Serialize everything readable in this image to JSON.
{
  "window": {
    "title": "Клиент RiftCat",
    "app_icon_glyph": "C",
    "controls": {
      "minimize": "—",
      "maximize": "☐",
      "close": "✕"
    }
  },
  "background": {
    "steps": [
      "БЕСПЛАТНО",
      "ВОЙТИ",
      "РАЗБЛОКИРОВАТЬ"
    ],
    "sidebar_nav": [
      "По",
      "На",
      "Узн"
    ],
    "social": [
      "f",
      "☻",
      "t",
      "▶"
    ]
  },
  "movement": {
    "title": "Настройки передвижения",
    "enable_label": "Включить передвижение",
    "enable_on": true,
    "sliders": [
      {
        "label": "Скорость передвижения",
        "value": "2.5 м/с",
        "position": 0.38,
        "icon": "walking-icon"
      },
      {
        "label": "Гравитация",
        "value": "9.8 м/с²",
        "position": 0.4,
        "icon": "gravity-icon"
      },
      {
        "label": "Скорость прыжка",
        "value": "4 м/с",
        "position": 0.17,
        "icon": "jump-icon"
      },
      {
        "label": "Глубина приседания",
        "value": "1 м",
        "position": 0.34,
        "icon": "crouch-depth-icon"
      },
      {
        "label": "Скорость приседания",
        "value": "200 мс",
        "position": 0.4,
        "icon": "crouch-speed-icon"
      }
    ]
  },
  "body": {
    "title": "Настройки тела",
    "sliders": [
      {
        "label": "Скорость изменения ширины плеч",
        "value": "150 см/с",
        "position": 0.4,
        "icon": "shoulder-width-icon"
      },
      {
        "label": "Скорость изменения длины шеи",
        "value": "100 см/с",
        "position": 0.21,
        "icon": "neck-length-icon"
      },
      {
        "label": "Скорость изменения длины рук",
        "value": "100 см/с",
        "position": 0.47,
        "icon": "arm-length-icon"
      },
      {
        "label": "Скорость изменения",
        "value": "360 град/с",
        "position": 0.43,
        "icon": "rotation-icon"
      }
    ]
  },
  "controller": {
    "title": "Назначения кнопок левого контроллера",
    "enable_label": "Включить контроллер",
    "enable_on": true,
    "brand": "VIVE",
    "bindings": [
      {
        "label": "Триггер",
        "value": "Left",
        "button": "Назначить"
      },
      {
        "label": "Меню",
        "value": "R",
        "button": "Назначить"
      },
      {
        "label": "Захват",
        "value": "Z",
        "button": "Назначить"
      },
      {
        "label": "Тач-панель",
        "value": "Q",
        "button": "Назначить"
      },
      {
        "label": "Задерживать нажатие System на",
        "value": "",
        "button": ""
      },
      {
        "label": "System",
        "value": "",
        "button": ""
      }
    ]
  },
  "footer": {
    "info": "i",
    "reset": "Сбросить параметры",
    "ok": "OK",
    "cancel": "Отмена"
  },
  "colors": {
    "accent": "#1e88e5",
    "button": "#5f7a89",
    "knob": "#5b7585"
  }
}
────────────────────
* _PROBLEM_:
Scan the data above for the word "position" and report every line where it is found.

* _WRITTEN RESPONSE_:
        "position": 0.38,
        "position": 0.4,
        "position": 0.17,
        "position": 0.34,
        "position": 0.4,
        "position": 0.4,
        "position": 0.21,
        "position": 0.47,
        "position": 0.43,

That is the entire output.